• Assignment
In the data that follows, count every line holding the string "Linux" and give the count alone.

• Exercise inputs
########################################
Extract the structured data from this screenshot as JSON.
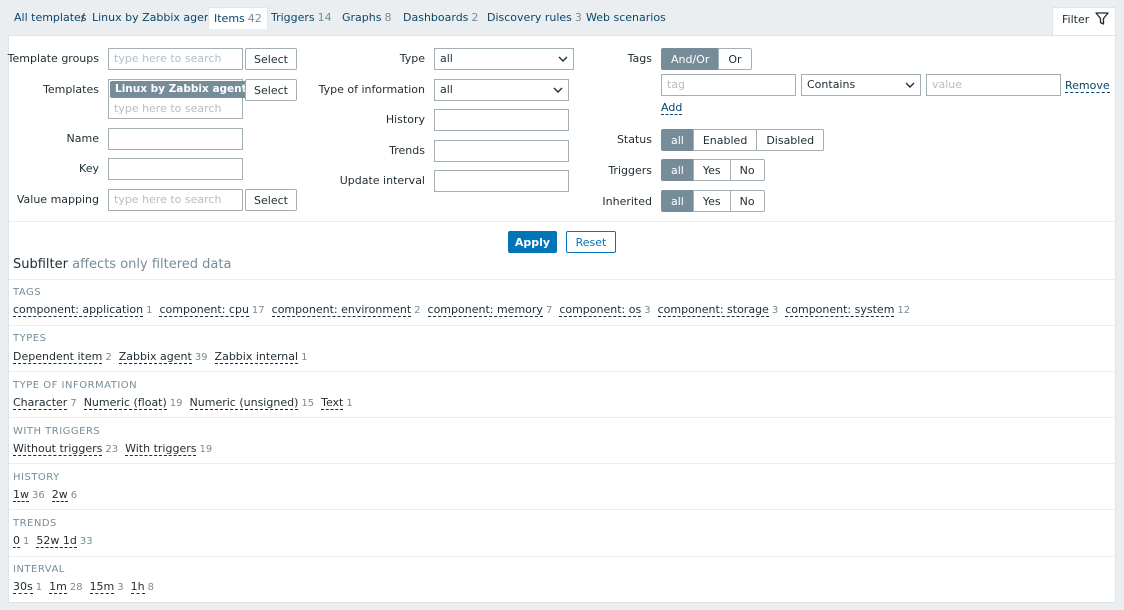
{
  "nav": {
    "all_templates": "All templates",
    "separator": "/",
    "template_name": "Linux by Zabbix agent",
    "tabs": [
      {
        "label": "Items",
        "count": "42"
      },
      {
        "label": "Triggers",
        "count": "14"
      },
      {
        "label": "Graphs",
        "count": "8"
      },
      {
        "label": "Dashboards",
        "count": "2"
      },
      {
        "label": "Discovery rules",
        "count": "3"
      },
      {
        "label": "Web scenarios",
        "count": ""
      }
    ],
    "filter_tab": "Filter"
  },
  "filter": {
    "template_groups": {
      "label": "Template groups",
      "placeholder": "type here to search",
      "button": "Select"
    },
    "templates": {
      "label": "Templates",
      "chip": "Linux by Zabbix agent",
      "chip_remove": "✕",
      "placeholder": "type here to search",
      "button": "Select"
    },
    "name": {
      "label": "Name",
      "value": ""
    },
    "key": {
      "label": "Key",
      "value": ""
    },
    "value_mapping": {
      "label": "Value mapping",
      "placeholder": "type here to search",
      "button": "Select"
    },
    "type": {
      "label": "Type",
      "value": "all"
    },
    "type_of_information": {
      "label": "Type of information",
      "value": "all"
    },
    "history": {
      "label": "History",
      "value": ""
    },
    "trends": {
      "label": "Trends",
      "value": ""
    },
    "update_interval": {
      "label": "Update interval",
      "value": ""
    },
    "tags": {
      "label": "Tags",
      "andor": "And/Or",
      "or": "Or",
      "tag_placeholder": "tag",
      "operator": "Contains",
      "value_placeholder": "value",
      "remove": "Remove",
      "add": "Add"
    },
    "status": {
      "label": "Status",
      "options": [
        "all",
        "Enabled",
        "Disabled"
      ]
    },
    "triggers": {
      "label": "Triggers",
      "options": [
        "all",
        "Yes",
        "No"
      ]
    },
    "inherited": {
      "label": "Inherited",
      "options": [
        "all",
        "Yes",
        "No"
      ]
    },
    "apply": "Apply",
    "reset": "Reset"
  },
  "subfilter": {
    "title": "Subfilter",
    "note": "affects only filtered data",
    "sections": [
      {
        "title": "TAGS",
        "entries": [
          {
            "label": "component: application",
            "count": "1"
          },
          {
            "label": "component: cpu",
            "count": "17"
          },
          {
            "label": "component: environment",
            "count": "2"
          },
          {
            "label": "component: memory",
            "count": "7"
          },
          {
            "label": "component: os",
            "count": "3"
          },
          {
            "label": "component: storage",
            "count": "3"
          },
          {
            "label": "component: system",
            "count": "12"
          }
        ]
      },
      {
        "title": "TYPES",
        "entries": [
          {
            "label": "Dependent item",
            "count": "2"
          },
          {
            "label": "Zabbix agent",
            "count": "39"
          },
          {
            "label": "Zabbix internal",
            "count": "1"
          }
        ]
      },
      {
        "title": "TYPE OF INFORMATION",
        "entries": [
          {
            "label": "Character",
            "count": "7"
          },
          {
            "label": "Numeric (float)",
            "count": "19"
          },
          {
            "label": "Numeric (unsigned)",
            "count": "15"
          },
          {
            "label": "Text",
            "count": "1"
          }
        ]
      },
      {
        "title": "WITH TRIGGERS",
        "entries": [
          {
            "label": "Without triggers",
            "count": "23"
          },
          {
            "label": "With triggers",
            "count": "19"
          }
        ]
      },
      {
        "title": "HISTORY",
        "entries": [
          {
            "label": "1w",
            "count": "36"
          },
          {
            "label": "2w",
            "count": "6"
          }
        ]
      },
      {
        "title": "TRENDS",
        "entries": [
          {
            "label": "0",
            "count": "1"
          },
          {
            "label": "52w 1d",
            "count": "33"
          }
        ]
      },
      {
        "title": "INTERVAL",
        "entries": [
          {
            "label": "30s",
            "count": "1"
          },
          {
            "label": "1m",
            "count": "28"
          },
          {
            "label": "15m",
            "count": "3"
          },
          {
            "label": "1h",
            "count": "8"
          }
        ]
      }
    ]
  }
}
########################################
• Output below
2